Karen A. Duncan 2006Values in Action46 Values in Action Reporting bullying is the goal with witnesses and victims. Honoring the Code of Conduct. Not condoning violence and aggression. Respect, safety and courtesy is expected. Adults are willing to step in and take action.
Karen A. Duncan 2006Values in Action47 Code of Conduct In writing and posted throughout the school. Discussed during regularly scheduled assemblies and other meetings with youth. Discussed during informal forums—prior to a game, during club activities. Distribute to parents, faculty and staff. Consequences of bullying in writing.
Karen A. Duncan 2006Values in Action48 Examples: Code of Conduct We treat others with respect and courtesy. No one touches anyone else. Name calling is disrespectful and not allowed. Regard for each other’s personal and emotional space. Compliment each other. Everyone is included and no one is left out.
Karen A. Duncan 2006Values in Action49 Guidelines A Code of Conduct for Staff, Faculty and Parents. How staff are to interact with students and parents. How parents are to interact with faculty and staff. Example: “Sarcasm is not an acceptable form of communication”.
Karen A. Duncan 2006Values in Action50 Example of 3-Tier Consequences: Code of Conduct: “No Name Calling”: 1 st consequence requires a written apology and a call to the parent. 2 nd consequence requires a written apology, parent conference and a student group to review the Code of Conduct. 3 rd consequence requires a verbal and written apology, parent conference, and loss of privileges at school for two weeks.

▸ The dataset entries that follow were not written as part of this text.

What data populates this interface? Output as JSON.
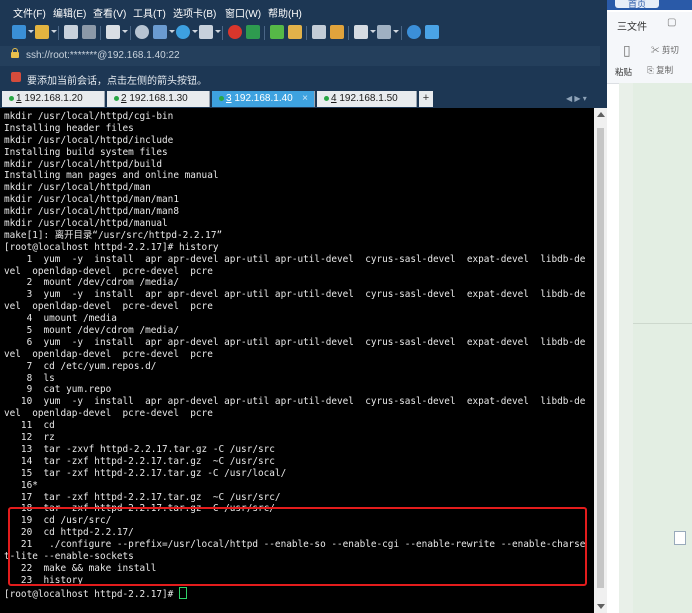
{
  "menu": [
    "文件(F)",
    "编辑(E)",
    "查看(V)",
    "工具(T)",
    "选项卡(B)",
    "窗口(W)",
    "帮助(H)"
  ],
  "toolbar_icons": [
    "new-session-icon",
    "open-folder-icon",
    "connect-icon",
    "disconnect-icon",
    "properties-icon",
    "search-icon",
    "transfer-icon",
    "globe-icon",
    "font-icon",
    "color-icon",
    "sftp-icon",
    "fullscreen-icon",
    "lock-icon",
    "keyboard-icon",
    "compose-icon",
    "layout-icon",
    "tabs-icon",
    "help-icon",
    "chat-icon"
  ],
  "address": "ssh://root:*******@192.168.1.40:22",
  "hint": "要添加当前会话，点击左侧的箭头按钮。",
  "tabs": [
    {
      "num": "1",
      "label": "192.168.1.20",
      "active": false
    },
    {
      "num": "2",
      "label": "192.168.1.30",
      "active": false
    },
    {
      "num": "3",
      "label": "192.168.1.40",
      "active": true
    },
    {
      "num": "4",
      "label": "192.168.1.50",
      "active": false
    }
  ],
  "tab_add": "+",
  "terminal": {
    "lines": [
      "mkdir /usr/local/httpd/cgi-bin",
      "Installing header files",
      "mkdir /usr/local/httpd/include",
      "Installing build system files",
      "mkdir /usr/local/httpd/build",
      "Installing man pages and online manual",
      "mkdir /usr/local/httpd/man",
      "mkdir /usr/local/httpd/man/man1",
      "mkdir /usr/local/httpd/man/man8",
      "mkdir /usr/local/httpd/manual",
      "make[1]: 离开目录“/usr/src/httpd-2.2.17”",
      "[root@localhost httpd-2.2.17]# history",
      "    1  yum  -y  install  apr apr-devel apr-util apr-util-devel  cyrus-sasl-devel  expat-devel  libdb-de",
      "vel  openldap-devel  pcre-devel  pcre",
      "    2  mount /dev/cdrom /media/",
      "    3  yum  -y  install  apr apr-devel apr-util apr-util-devel  cyrus-sasl-devel  expat-devel  libdb-de",
      "vel  openldap-devel  pcre-devel  pcre",
      "    4  umount /media",
      "    5  mount /dev/cdrom /media/",
      "    6  yum  -y  install  apr apr-devel apr-util apr-util-devel  cyrus-sasl-devel  expat-devel  libdb-de",
      "vel  openldap-devel  pcre-devel  pcre",
      "    7  cd /etc/yum.repos.d/",
      "    8  ls",
      "    9  cat yum.repo",
      "   10  yum  -y  install  apr apr-devel apr-util apr-util-devel  cyrus-sasl-devel  expat-devel  libdb-de",
      "vel  openldap-devel  pcre-devel  pcre",
      "   11  cd",
      "   12  rz",
      "   13  tar -zxvf httpd-2.2.17.tar.gz -C /usr/src",
      "   14  tar -zxf httpd-2.2.17.tar.gz  ~C /usr/src",
      "   15  tar -zxf httpd-2.2.17.tar.gz -C /usr/local/",
      "   16*",
      "   17  tar -zxf httpd-2.2.17.tar.gz  ~C /usr/src/",
      "   18  tar -zxf httpd-2.2.17.tar.gz -C /usr/src/",
      "   19  cd /usr/src/",
      "   20  cd httpd-2.2.17/",
      "   21   ./configure --prefix=/usr/local/httpd --enable-so --enable-cgi --enable-rewrite --enable-charse",
      "t-lite --enable-sockets",
      "   22  make && make install",
      "   23  history"
    ],
    "prompt": "[root@localhost httpd-2.2.17]# "
  },
  "side": {
    "tab": "首页",
    "file": "三文件",
    "cut": "剪切",
    "paste": "粘贴",
    "copy": "复制"
  },
  "colors": {
    "window": "#1d3754",
    "active_tab": "#3ea2e0",
    "highlight": "#e31c1c",
    "cursor": "#2fd36a"
  }
}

Karen A. Duncan 2006Values in Action51 Comprehensive Prevention Program: Survey to assess bully abuse. Types of Bullies. Written Code of Conduct & Consequences (3-Tier; Age Specific). Code of Conduct Educational Group Consistently distributed and discussed. Meeting with Students. Support to Victims Differentiate Witnesses from Cohorts Meeting with Parents. Prevention Education and Program Awareness. Guidelines that are followed. (Developed by Karen A. Duncan)
Karen A. Duncan 2006Values in Action52 The Role of Parents Discuss with parents on how to respond to their children who experience bully abuse: Listen and understand the bullying experience. Be involved at the school as their child’s advocate. Resources on the school web-site and at parent conferences
Karen A. Duncan 2006Values in Action53 The Role of Parents Inform parents when their child or teen has engaged in bullying. Reinforce the Code of Conduct. Explain the immediate consequence and future consequences if there is a reoccurrence. Ask what assistance they need from you. Encourage parents not to use physical punishment. Stay calm, firm, direct and reinforce the behavior that is expected.